You could call a scale the big brother of a chord. Again, if you want to keep it simple a scale is a set of notes and these notes are selected following a certain formula.
How to build a scale?
The most common scales are the minor and major scale. They consist of 7 notes each. Starting from the base note you add six more notes that are a certain distance away from the base note.
- The A minor scale starts with the base note A. Then it covers all other white keys on a piano keyboard. The seven notes of the A minor scale are: A, B, C, D, E, F, G
- The C major scale starts with the base note C. Interestingly, it also covers all white keys on a piano keyboard. The notes are: C, D, E, F, G, A, B.
In fact, there is not difference in the “note material” between these two scales, just the order is different.
There are other more exotic scale types:
- The bebop minor or bebop major scale get one extra note and consist of 8 notes. For example the A bebop minor scale is: A, B, C, D, E, F, F#, G.
- The blues scale (ok, there are several blues scales) consists of only six notes. A, C, D, D#, E, G
MelodyBuilder’s chord and scale database already contains around 50 scale types. So, it shouldn’t get boring in the next few years or decades. 🙂
What are scales good for?
A scale provides the note material for your song. Like in a chord, the notes, because they are following a certain building formula, work together in a certain way.
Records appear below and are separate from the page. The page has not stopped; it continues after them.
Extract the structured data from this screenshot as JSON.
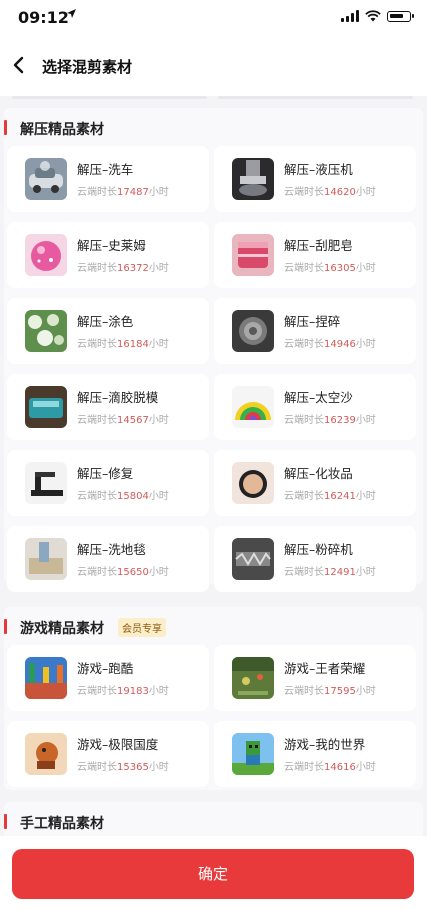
{
  "status_bar": {
    "time": "09:12"
  },
  "nav": {
    "title": "选择混剪素材"
  },
  "meta_prefix": "云端时长",
  "meta_suffix": "小时",
  "sections": [
    {
      "title": "解压精品素材",
      "items": [
        {
          "title": "解压–洗车",
          "hours": "17487"
        },
        {
          "title": "解压–液压机",
          "hours": "14620"
        },
        {
          "title": "解压–史莱姆",
          "hours": "16372"
        },
        {
          "title": "解压–刮肥皂",
          "hours": "16305"
        },
        {
          "title": "解压–涂色",
          "hours": "16184"
        },
        {
          "title": "解压–捏碎",
          "hours": "14946"
        },
        {
          "title": "解压–滴胶脱模",
          "hours": "14567"
        },
        {
          "title": "解压–太空沙",
          "hours": "16239"
        },
        {
          "title": "解压–修复",
          "hours": "15804"
        },
        {
          "title": "解压–化妆品",
          "hours": "16241"
        },
        {
          "title": "解压–洗地毯",
          "hours": "15650"
        },
        {
          "title": "解压–粉碎机",
          "hours": "12491"
        }
      ]
    },
    {
      "title": "游戏精品素材",
      "badge": "会员专享",
      "items": [
        {
          "title": "游戏–跑酷",
          "hours": "19183"
        },
        {
          "title": "游戏–王者荣耀",
          "hours": "17595"
        },
        {
          "title": "游戏–极限国度",
          "hours": "15365"
        },
        {
          "title": "游戏–我的世界",
          "hours": "14616"
        }
      ]
    },
    {
      "title": "手工精品素材",
      "items": []
    }
  ],
  "confirm_label": "确定"
}
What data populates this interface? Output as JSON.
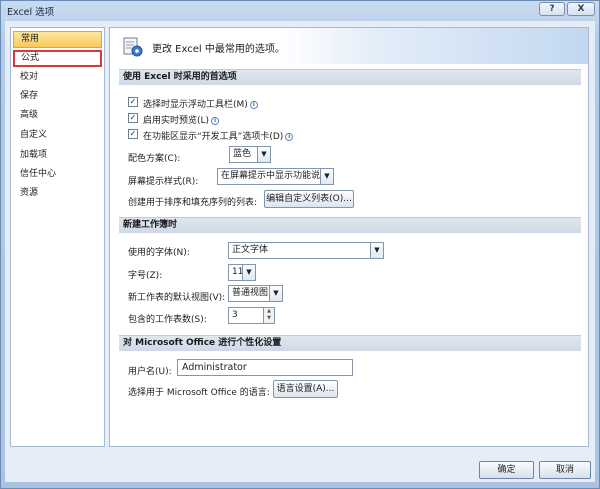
{
  "window": {
    "title": "Excel 选项",
    "help_label": "?",
    "close_label": "X"
  },
  "sidebar": {
    "items": [
      {
        "label": "常用",
        "state": "selected"
      },
      {
        "label": "公式",
        "state": "focused"
      },
      {
        "label": "校对"
      },
      {
        "label": "保存"
      },
      {
        "label": "高级"
      },
      {
        "label": "自定义"
      },
      {
        "label": "加载项"
      },
      {
        "label": "信任中心"
      },
      {
        "label": "资源"
      }
    ]
  },
  "header": {
    "text": "更改 Excel 中最常用的选项。",
    "icon": "options-settings-icon"
  },
  "sections": {
    "top": {
      "title": "使用 Excel 时采用的首选项"
    },
    "new_workbook": {
      "title": "新建工作簿时"
    },
    "personalize": {
      "title": "对 Microsoft Office 进行个性化设置"
    }
  },
  "preferences": {
    "show_mini_toolbar": {
      "label": "选择时显示浮动工具栏(M)",
      "checked": true
    },
    "live_preview": {
      "label": "启用实时预览(L)",
      "checked": true
    },
    "developer_tab": {
      "label": "在功能区显示“开发工具”选项卡(D)",
      "checked": true
    },
    "color_scheme": {
      "label": "配色方案(C):",
      "value": "蓝色"
    },
    "screentip_style": {
      "label": "屏幕提示样式(R):",
      "value": "在屏幕提示中显示功能说明"
    },
    "custom_lists": {
      "label": "创建用于排序和填充序列的列表:",
      "button": "编辑自定义列表(O)..."
    }
  },
  "new_workbook": {
    "font": {
      "label": "使用的字体(N):",
      "value": "正文字体"
    },
    "font_size": {
      "label": "字号(Z):",
      "value": "11"
    },
    "default_view": {
      "label": "新工作表的默认视图(V):",
      "value": "普通视图"
    },
    "sheet_count": {
      "label": "包含的工作表数(S):",
      "value": "3"
    }
  },
  "personalize": {
    "username": {
      "label": "用户名(U):",
      "value": "Administrator"
    },
    "language": {
      "label": "选择用于 Microsoft Office 的语言:",
      "button": "语言设置(A)..."
    }
  },
  "footer": {
    "ok_label": "确定",
    "cancel_label": "取消"
  },
  "colors": {
    "selected_item": "#f9c95b",
    "focus_outline": "#d83a3a",
    "section_band": "#d6dfea"
  }
}
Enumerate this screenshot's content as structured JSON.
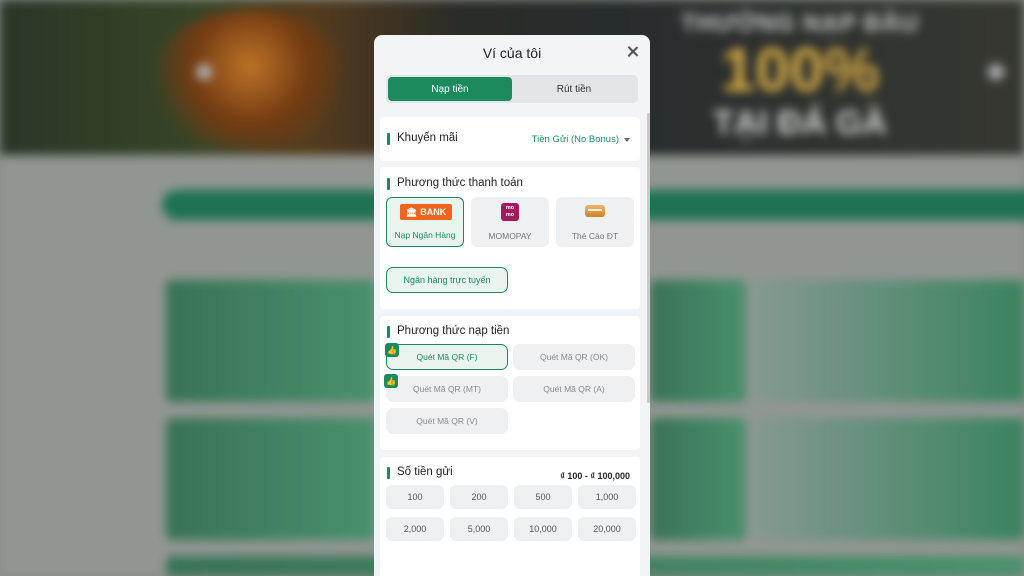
{
  "background": {
    "promo_line1": "THƯỞNG NẠP ĐẦU",
    "promo_line2": "100%",
    "promo_line3": "TẠI ĐÁ GÀ"
  },
  "wallet": {
    "title": "Ví của tôi",
    "tabs": [
      {
        "label": "Nạp tiền",
        "active": true
      },
      {
        "label": "Rút tiền",
        "active": false
      }
    ],
    "promotion": {
      "label": "Khuyến mãi",
      "selected": "Tiền Gửi (No Bonus)"
    },
    "payment_method": {
      "label": "Phương thức thanh toán",
      "options": [
        {
          "label": "Nạp Ngân Hàng",
          "icon": "bank-logo",
          "logo_text": "BANK",
          "active": true
        },
        {
          "label": "MOMOPAY",
          "icon": "momo-logo",
          "logo_text": "mo mo",
          "active": false
        },
        {
          "label": "Thẻ Cào ĐT",
          "icon": "phone-card-icon",
          "active": false
        }
      ],
      "sub_option": "Ngân hàng trực tuyến"
    },
    "deposit_method": {
      "label": "Phương thức nạp tiền",
      "options": [
        {
          "label": "Quét Mã QR (F)",
          "recommended": true,
          "active": true
        },
        {
          "label": "Quét Mã QR (OK)",
          "recommended": false,
          "active": false
        },
        {
          "label": "Quét Mã QR (MT)",
          "recommended": true,
          "active": false
        },
        {
          "label": "Quét Mã QR (A)",
          "recommended": false,
          "active": false
        },
        {
          "label": "Quét Mã QR (V)",
          "recommended": false,
          "active": false
        }
      ]
    },
    "deposit_amount": {
      "label": "Số tiền gửi",
      "range": "₫ 100 - ₫ 100,000",
      "amounts": [
        "100",
        "200",
        "500",
        "1,000",
        "2,000",
        "5,000",
        "10,000",
        "20,000"
      ]
    }
  },
  "colors": {
    "accent": "#1d8a5e",
    "bank_orange": "#f0641e",
    "momo": "#a3195b"
  }
}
When you use a scale, you also only use chords that are using the notes of your scale. There are a lot of exception to this. Most “chart music” doesn’t use these exceptions and you can go a long way with the simple formula:
- Pick a scale.
- Build a chord progression from chords using only the notes of this scale.
- Build your melodies only by using notes from this scale.
Also you might wonder why for the major and minor scale in MelodyBuilder’s chord database some chords are marked blue and have an extra roman number. These numbers refer to the so-called harmonic function of these chords. Using a minor or major scale, you usually can build exactly one chord for each note of the scale that is either minor, major, augmented or diminished. Ignore the other chords like sus2 or m7, they don’t count for that.
The first chord in a minor scale is always a minor chord. The last chord is always a major chord. Each of the 7 chords has a certain function according to the theory. For example, the first chord (called the tonic) acts as the resting point of a chord progression. Everything in the progression is more or less a movement towards the resting point. On the other hand playing the second chord you will create a lot of tension that in the ears of your listeners screams to be resolved, ideally by some movement back to the first chord.
A lot of people spent a lot of time over the past centuries to figure out which arrangements make sense. For example, independently of what scale you are using, playing the first, fifth, fourth chord always sounds good. These progressions are called cadences. Katy Perry’s Hot N Cold is the cadence I V II IV (first chord, fifth chord, second chord, fourth chord). A Google search for this topic will bring up a lot of more formulas for building these progressions. Or you try it yourself in MelodyBuilder, play around and look for something new and unusual.